Gold: 1876.57
Silver: 23.53
Platinum: 845.00
Palladium: 2181.59
How much is my U.S. 1936 Long Island 50c business strike commemorative worth?



About 1936 Long Island 50c MS Silver Commemoratives

The Long Island Tercentenary, designed by Howard Kenneth Weinman, was issued during the height of the commemorative coin bonanza of the mid 1930s, a short but dizzying period when a dozen or more different commemoratives issued during any single year. More than 100,000 Long Island halves were struck and they were sold for $1 each. Hoards filtered into the marketplace into the 1960s, ensuring this coin remains relatively common in the industry even now.

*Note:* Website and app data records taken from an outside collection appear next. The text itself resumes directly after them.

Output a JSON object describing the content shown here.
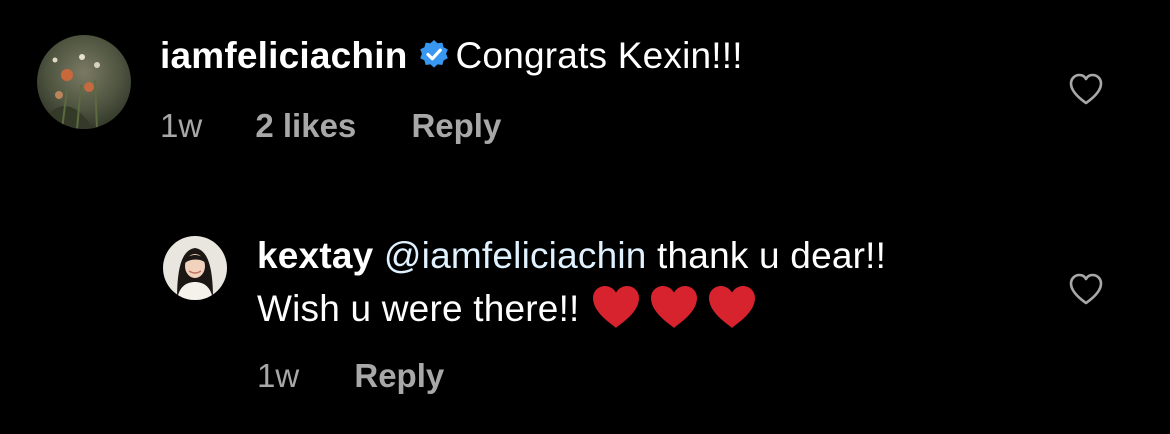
{
  "comments": [
    {
      "username": "iamfeliciachin",
      "verified": true,
      "text": "Congrats Kexin!!!",
      "time": "1w",
      "likes": "2 likes",
      "reply_label": "Reply"
    },
    {
      "username": "kextay",
      "mention": "@iamfeliciachin",
      "text_line1": "thank u dear!!",
      "text_line2": "Wish u were there!!",
      "emoji": [
        "red-heart",
        "red-heart",
        "red-heart"
      ],
      "time": "1w",
      "reply_label": "Reply"
    }
  ],
  "colors": {
    "background": "#000000",
    "text": "#ffffff",
    "meta": "#a8a8a8",
    "mention": "#e0f1ff",
    "verified_badge": "#3897f0",
    "heart_emoji": "#d6232e"
  },
  "icons": {
    "verified": "verified-badge-icon",
    "like": "heart-outline-icon"
  }
}
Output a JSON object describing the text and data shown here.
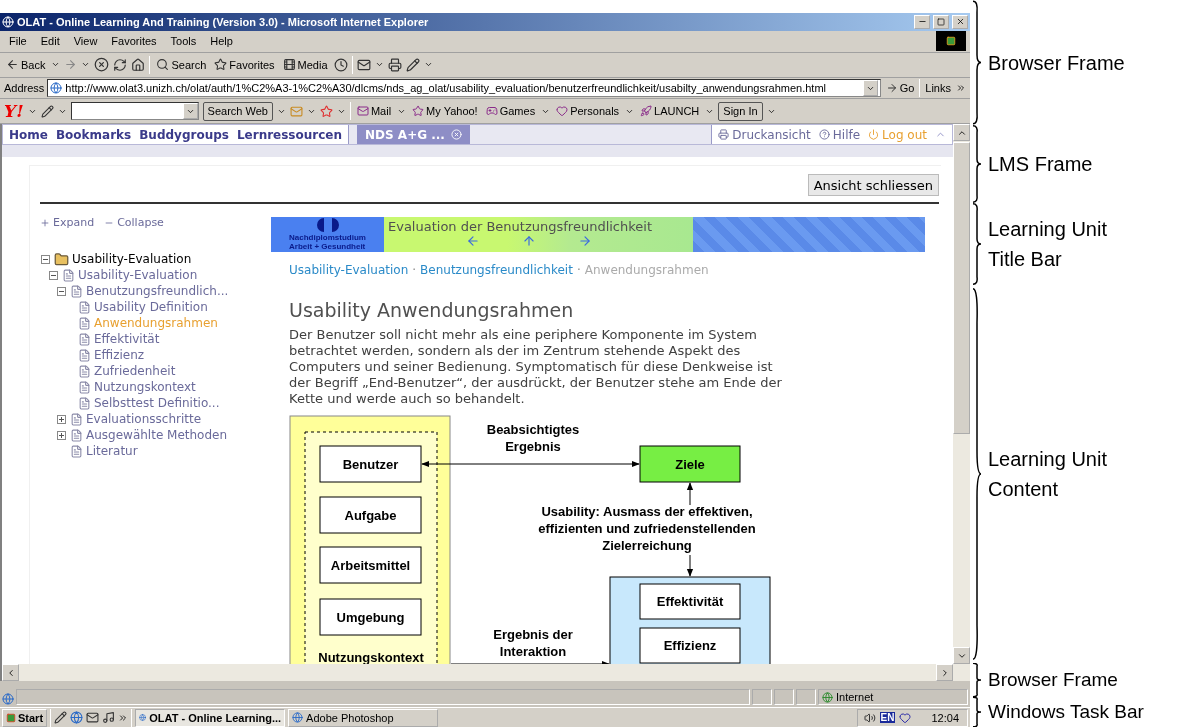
{
  "window": {
    "title": "OLAT - Online Learning And Training (Version 3.0) - Microsoft Internet Explorer"
  },
  "menu": [
    "File",
    "Edit",
    "View",
    "Favorites",
    "Tools",
    "Help"
  ],
  "toolbar": {
    "back": "Back",
    "search": "Search",
    "favorites": "Favorites",
    "media": "Media"
  },
  "address": {
    "label": "Address",
    "value": "http://www.olat3.unizh.ch/olat/auth/1%C2%A3-1%C2%A30/dlcms/nds_ag_olat/usability_evaluation/benutzerfreundlichkeit/usabilty_anwendungsrahmen.html",
    "go": "Go",
    "links": "Links"
  },
  "yahoo_bar": {
    "logo": "Y!",
    "search_button": "Search Web",
    "items": [
      "Mail",
      "My Yahoo!",
      "Games",
      "Personals",
      "LAUNCH"
    ],
    "sign_in": "Sign In"
  },
  "lms": {
    "nav": [
      "Home",
      "Bookmarks",
      "Buddygroups",
      "Lernressourcen"
    ],
    "tabs": [
      {
        "label": "NDS A+G ...",
        "selected": true
      }
    ],
    "tools": [
      {
        "label": "Druckansicht",
        "kind": "print"
      },
      {
        "label": "Hilfe",
        "kind": "help"
      },
      {
        "label": "Log out",
        "kind": "logout"
      }
    ],
    "close_view": "Ansicht schliessen"
  },
  "tree_controls": {
    "expand": "Expand",
    "collapse": "Collapse"
  },
  "tree": [
    {
      "label": "Usability-Evaluation",
      "kind": "folder",
      "expanded": true,
      "selected": false,
      "children": [
        {
          "label": "Usability-Evaluation",
          "kind": "page",
          "expanded": true,
          "selected": false,
          "children": [
            {
              "label": "Benutzungsfreundlich...",
              "kind": "page",
              "expanded": true,
              "selected": false,
              "children": [
                {
                  "label": "Usability Definition",
                  "kind": "page",
                  "selected": false
                },
                {
                  "label": "Anwendungsrahmen",
                  "kind": "page",
                  "selected": true
                },
                {
                  "label": "Effektivität",
                  "kind": "page",
                  "selected": false
                },
                {
                  "label": "Effizienz",
                  "kind": "page",
                  "selected": false
                },
                {
                  "label": "Zufriedenheit",
                  "kind": "page",
                  "selected": false
                },
                {
                  "label": "Nutzungskontext",
                  "kind": "page",
                  "selected": false
                },
                {
                  "label": "Selbsttest Definitio...",
                  "kind": "page",
                  "selected": false
                }
              ]
            },
            {
              "label": "Evaluationsschritte",
              "kind": "page",
              "expanded": false,
              "selected": false
            },
            {
              "label": "Ausgewählte Methoden",
              "kind": "page",
              "expanded": false,
              "selected": false
            },
            {
              "label": "Literatur",
              "kind": "page",
              "selected": false
            }
          ]
        }
      ]
    }
  ],
  "banner": {
    "logo_lines": [
      "Nachdiplomstudium",
      "Arbeit + Gesundheit"
    ],
    "title": "Evaluation der Benutzungsfreundlichkeit"
  },
  "breadcrumb": [
    {
      "label": "Usability-Evaluation",
      "selected": false,
      "separator": "·"
    },
    {
      "label": "Benutzungsfreundlichkeit",
      "selected": false,
      "separator": "·"
    },
    {
      "label": "Anwendungsrahmen",
      "selected": true
    }
  ],
  "heading": "Usability Anwendungsrahmen",
  "paragraph": "Der Benutzer soll nicht mehr als eine periphere Komponente im System betrachtet werden, sondern als der im Zentrum stehende Aspekt des Computers und seiner Bedienung. Symptomatisch für diese Denkweise ist der Begriff „End-Benutzer“, der ausdrückt, der Benutzer stehe am Ende der Kette und werde auch so behandelt.",
  "diagram": {
    "context_items": [
      "Benutzer",
      "Aufgabe",
      "Arbeitsmittel",
      "Umgebung"
    ],
    "context_label": "Nutzungskontext",
    "goal": "Ziele",
    "intended": [
      "Beabsichtigtes",
      "Ergebnis"
    ],
    "usability": [
      "Usability: Ausmass der effektiven,",
      "effizienten und zufriedenstellenden",
      "Zielerreichung"
    ],
    "interaction": [
      "Ergebnis der",
      "Interaktion"
    ],
    "measures": [
      "Effektivität",
      "Effizienz"
    ]
  },
  "status_bar": {
    "zone": "Internet"
  },
  "taskbar": {
    "start": "Start",
    "tasks": [
      {
        "label": "OLAT - Online Learning...",
        "selected": true
      },
      {
        "label": "Adobe Photoshop",
        "selected": false
      }
    ],
    "language": "EN",
    "clock": "12:04"
  },
  "annotations": [
    "Browser Frame",
    "LMS Frame",
    "Learning Unit Title Bar",
    "Learning Unit Content",
    "Browser Frame",
    "Windows Task Bar"
  ]
}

The majority of Long Island half dollars are encountered in uncirculated condition, but pieces grading MS67 or higher are quite rare due to broad, flat surfaces on both the obverse and reverse. With the coin prone to surface detractions, it’s difficult to find nice pieces that are absent a smattering imperfections.



Coin Date: 1936
Denom: 50c / Half dollar
Desg: MS
Mint Mark: P
Mint Location: Philadelphia
Coinage Type: Classic Commemoratives, Silver
Coinage Years: 1892-1954
Composition: 90% silver; 10% copper
Variety: Long Island
Strike Type: Business
Diameter: 30.6 mm
Weight: 12.5 gr
Edge: Reeded
Catalog #: 9322
Feedback:

Feedback wanted!

If you think we made a mistake, or have information to help us update values, we want to hear from you.


About CDN Prices

All CDN prices are based on proprietary market knowledge and technology developed by CDN Publishing, LLC.

CPG® prices represent retail levels. Collectors should refer to CPG values as a starting place for their negotiations, or auction bid reference.

Greysheet/Greensheet prices are wholesale market levels for collectible coins/paper money intended to indicate what a dealer, or wholesale, buyer would pay for the described item in the specified grade. Greysheet/Greensheet represent "sight-seen" values based on a buyer's in-hand review. The actual value can be more or less than this depending on factors including eye appeal and market timing.

Bluesheet (NGC & PCGS) prices represent the highest sight-unseen offers to buy on dealer networks like CDN Exchange. In many cases, there are no active sight-unseen buy offers, so CDN looks to the recent lowest market values for such an item. For this reason, Bluesheet values typically represent the floor of the market for the specified item. CDN only tracks Bluesheet on certain items.

CAC prices are for U.S. coins that meet the standards of the Certified Acceptance Corporation. You can learn more about CAC on their web site.

Price movement is indicated for price changes in the last 30 days.

The values listed are only indications. CDN Publishing, LLC does not buy or sell collectibles. Users are strongly encouraged to seek multiple sources of pricing before making a final determination of value. CDN Publishing is not responsible for typographical or database-related errors. Your use of this site indicates full acceptance of these terms.